On the 24th of February President Zuma set out in a key speech the importance he places on the South African Renewables initiative in helping to catalyse the country’s progress along a green growth path.
In a message to the UN High Level Advisory Panel on Global Sustainability, delivered by the Minister of International Relations and Co-operation, Ms Nkoane-Mashabane, he said:
“And here I would like to pause, and focus for a minute on an ambitious initiative which has the potential of catalysing South Africa’s transition to a greener growth path. I am referring to the South African Renewables Initiative…Our vision is that SARI will act as a vehicle to deliver an integrated industrial, technology and finaning strategy that could unlock South Africa’s green growth potential.
There are multiple challenges in bringing this initiative to fruition. In the early conceptualisation phase, we were faced with two possible approaches. We could either introduce renewables in an ad hoc way, in which it does NOT become part of the broader energy mix, in which there is NO localisation, and in which renewable energy remains on the margins of the South African economy. Or we could be bold and ambitious, and introduce renewable energy in a systematic way, as part of the energy mix, as part of the institutional matrix, and at critical scale so that it delivers industrial development along the value chain. The key challenge, which we are still working on, is to find an innovative solution to financing the incremental costs of renewables, so that we can achieve critical mass with minimum burden on the South African economy and its domestic energy consumers. Our vision is that SARI will act as a vehicle to deliver an integrated industrial, technology and financing strategy that could unlock SA’s green growth potential.
This is an ambitious programme, and I mention it only because it has raised a number of very practical challenges which I believe are not unique to South Africa, and which are central to the issues that the Panel is addressing. These are challenges which require an economic, technology, financial and institutional analysis to inform the strategic design of any programme or initiative that underpins a transition to a greener and more resource efficient economy.
- An economic analysis must ask the question: what are the economic and industrial benefits at scale, of introducing this programme? The answer must be embedded in national industrial strategy.
- A technology analysis must ask the question: what is the cost and benefit profile of different technologies over time?. And further, what is the optimal technology mix? The answer must be embedded within the national technology policy and strategy.
- A financial analysis must ask the question: what are the incremental cost implications of this technology mix,? And further, how can these costs be reduced, and how can appropriate financing be secured for all stages of the process – from pioneering to fully commercial.
- An institutional analysis must ask the question: What are the potential risks in all phases and dimensions? What institutional arrangements are needed to adjust for, and manage the risk? In addition what institutional arrangements are needed to facilitate the policy and legislative reform that may be needed – and to underpin the technology development process as well as the financial flows.

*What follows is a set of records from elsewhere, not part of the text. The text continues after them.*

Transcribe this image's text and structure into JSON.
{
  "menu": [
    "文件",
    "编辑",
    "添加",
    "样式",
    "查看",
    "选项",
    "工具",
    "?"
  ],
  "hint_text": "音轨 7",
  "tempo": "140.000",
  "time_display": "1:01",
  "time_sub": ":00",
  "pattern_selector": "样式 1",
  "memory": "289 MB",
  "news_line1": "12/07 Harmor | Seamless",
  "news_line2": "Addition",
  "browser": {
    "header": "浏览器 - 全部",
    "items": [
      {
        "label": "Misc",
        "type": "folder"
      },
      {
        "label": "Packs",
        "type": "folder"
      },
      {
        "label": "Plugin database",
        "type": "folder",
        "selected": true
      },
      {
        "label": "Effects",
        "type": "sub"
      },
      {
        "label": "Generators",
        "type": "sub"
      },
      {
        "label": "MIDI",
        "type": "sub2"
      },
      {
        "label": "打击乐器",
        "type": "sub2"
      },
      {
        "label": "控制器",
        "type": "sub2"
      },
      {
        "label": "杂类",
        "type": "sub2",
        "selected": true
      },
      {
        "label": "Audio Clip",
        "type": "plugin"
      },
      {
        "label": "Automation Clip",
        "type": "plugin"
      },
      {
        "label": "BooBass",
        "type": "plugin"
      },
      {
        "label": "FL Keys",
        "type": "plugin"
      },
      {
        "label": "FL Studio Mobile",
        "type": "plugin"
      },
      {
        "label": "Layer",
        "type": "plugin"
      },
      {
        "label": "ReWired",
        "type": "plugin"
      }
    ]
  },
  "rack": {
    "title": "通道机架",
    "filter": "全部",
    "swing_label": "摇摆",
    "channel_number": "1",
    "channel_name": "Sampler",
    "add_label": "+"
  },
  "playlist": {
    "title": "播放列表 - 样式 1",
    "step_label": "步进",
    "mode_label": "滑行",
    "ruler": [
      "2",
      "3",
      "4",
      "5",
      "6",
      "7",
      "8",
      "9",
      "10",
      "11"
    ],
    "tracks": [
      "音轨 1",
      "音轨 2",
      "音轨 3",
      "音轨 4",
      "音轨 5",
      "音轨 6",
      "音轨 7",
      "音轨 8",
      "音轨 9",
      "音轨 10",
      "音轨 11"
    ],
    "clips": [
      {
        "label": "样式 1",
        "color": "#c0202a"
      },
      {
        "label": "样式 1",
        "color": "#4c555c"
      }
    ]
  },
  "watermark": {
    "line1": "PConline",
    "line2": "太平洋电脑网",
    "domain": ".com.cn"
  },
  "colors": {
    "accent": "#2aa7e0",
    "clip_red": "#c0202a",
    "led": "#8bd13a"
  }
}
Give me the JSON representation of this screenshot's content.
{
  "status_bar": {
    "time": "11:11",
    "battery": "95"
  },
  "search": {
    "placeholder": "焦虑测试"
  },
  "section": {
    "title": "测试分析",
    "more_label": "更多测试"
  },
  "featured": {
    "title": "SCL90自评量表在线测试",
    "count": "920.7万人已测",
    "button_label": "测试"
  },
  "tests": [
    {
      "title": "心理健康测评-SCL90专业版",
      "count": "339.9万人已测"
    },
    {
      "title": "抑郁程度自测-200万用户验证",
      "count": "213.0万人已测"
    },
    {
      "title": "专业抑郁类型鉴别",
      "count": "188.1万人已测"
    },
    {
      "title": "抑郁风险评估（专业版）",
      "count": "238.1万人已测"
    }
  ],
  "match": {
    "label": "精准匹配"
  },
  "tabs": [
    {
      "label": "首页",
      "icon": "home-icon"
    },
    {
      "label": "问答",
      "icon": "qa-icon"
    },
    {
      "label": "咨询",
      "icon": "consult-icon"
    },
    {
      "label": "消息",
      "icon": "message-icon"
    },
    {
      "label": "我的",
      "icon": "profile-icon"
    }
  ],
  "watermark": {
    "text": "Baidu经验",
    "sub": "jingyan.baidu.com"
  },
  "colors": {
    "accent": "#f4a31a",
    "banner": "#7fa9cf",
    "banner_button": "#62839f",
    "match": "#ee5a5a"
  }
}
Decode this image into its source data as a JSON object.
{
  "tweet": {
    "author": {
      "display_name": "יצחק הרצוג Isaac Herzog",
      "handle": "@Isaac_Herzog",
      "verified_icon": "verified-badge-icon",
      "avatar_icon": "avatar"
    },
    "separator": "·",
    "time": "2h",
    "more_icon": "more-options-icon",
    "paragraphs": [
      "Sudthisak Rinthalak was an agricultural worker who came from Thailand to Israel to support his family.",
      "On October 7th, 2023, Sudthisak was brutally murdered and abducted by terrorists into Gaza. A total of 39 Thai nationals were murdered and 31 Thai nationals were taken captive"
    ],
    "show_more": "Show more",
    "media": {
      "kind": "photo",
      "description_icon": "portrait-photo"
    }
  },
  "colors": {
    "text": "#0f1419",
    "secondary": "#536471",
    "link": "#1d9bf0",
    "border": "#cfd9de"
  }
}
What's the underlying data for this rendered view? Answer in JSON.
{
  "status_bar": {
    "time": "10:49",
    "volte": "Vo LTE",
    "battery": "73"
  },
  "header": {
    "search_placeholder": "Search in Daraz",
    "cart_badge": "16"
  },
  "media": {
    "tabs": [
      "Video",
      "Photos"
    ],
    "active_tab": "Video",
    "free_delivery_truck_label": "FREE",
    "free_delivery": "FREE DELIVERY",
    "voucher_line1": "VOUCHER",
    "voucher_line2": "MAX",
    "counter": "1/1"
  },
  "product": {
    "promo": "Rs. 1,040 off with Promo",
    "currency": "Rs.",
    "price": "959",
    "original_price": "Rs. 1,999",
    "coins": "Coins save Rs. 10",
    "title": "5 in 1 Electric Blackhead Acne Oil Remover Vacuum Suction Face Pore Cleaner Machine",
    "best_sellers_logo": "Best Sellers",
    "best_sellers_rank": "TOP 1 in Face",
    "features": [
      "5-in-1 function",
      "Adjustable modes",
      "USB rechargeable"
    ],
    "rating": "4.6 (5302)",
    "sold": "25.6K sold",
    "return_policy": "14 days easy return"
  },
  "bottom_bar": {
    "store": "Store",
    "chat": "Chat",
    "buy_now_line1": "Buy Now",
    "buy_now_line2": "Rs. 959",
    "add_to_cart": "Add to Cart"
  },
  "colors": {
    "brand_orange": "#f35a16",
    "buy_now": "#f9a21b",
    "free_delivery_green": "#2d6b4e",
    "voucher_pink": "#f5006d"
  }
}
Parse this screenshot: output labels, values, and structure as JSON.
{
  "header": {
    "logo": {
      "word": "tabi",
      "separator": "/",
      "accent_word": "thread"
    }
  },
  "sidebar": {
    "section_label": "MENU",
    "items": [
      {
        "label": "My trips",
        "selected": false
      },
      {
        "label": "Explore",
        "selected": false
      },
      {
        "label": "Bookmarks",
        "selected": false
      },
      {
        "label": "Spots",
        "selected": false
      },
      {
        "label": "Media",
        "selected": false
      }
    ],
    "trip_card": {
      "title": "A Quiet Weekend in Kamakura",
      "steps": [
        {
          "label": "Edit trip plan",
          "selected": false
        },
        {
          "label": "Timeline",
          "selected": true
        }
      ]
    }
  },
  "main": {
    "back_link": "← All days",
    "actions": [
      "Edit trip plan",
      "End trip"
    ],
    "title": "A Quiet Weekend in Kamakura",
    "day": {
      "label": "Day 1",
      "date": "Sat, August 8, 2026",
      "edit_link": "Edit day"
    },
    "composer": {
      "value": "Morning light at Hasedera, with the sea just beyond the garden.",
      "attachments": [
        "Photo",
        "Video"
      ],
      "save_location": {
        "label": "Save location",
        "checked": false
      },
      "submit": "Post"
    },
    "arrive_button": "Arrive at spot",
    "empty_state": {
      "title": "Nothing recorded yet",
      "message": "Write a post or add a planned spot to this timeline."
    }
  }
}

Excellencies, each of these steps has the potential to be an area of significant policy and institutional reform, and each step has to be conceptualised, developed, and brought to fruition. These are the kinds of challenges that, developing countries in particular are facing in the transition to a lower carbon and more resource efficient economy. And in my view, these are the kinds of practical questions that this Panel should be addressing, drawing on lessons learned from all parts of the world.”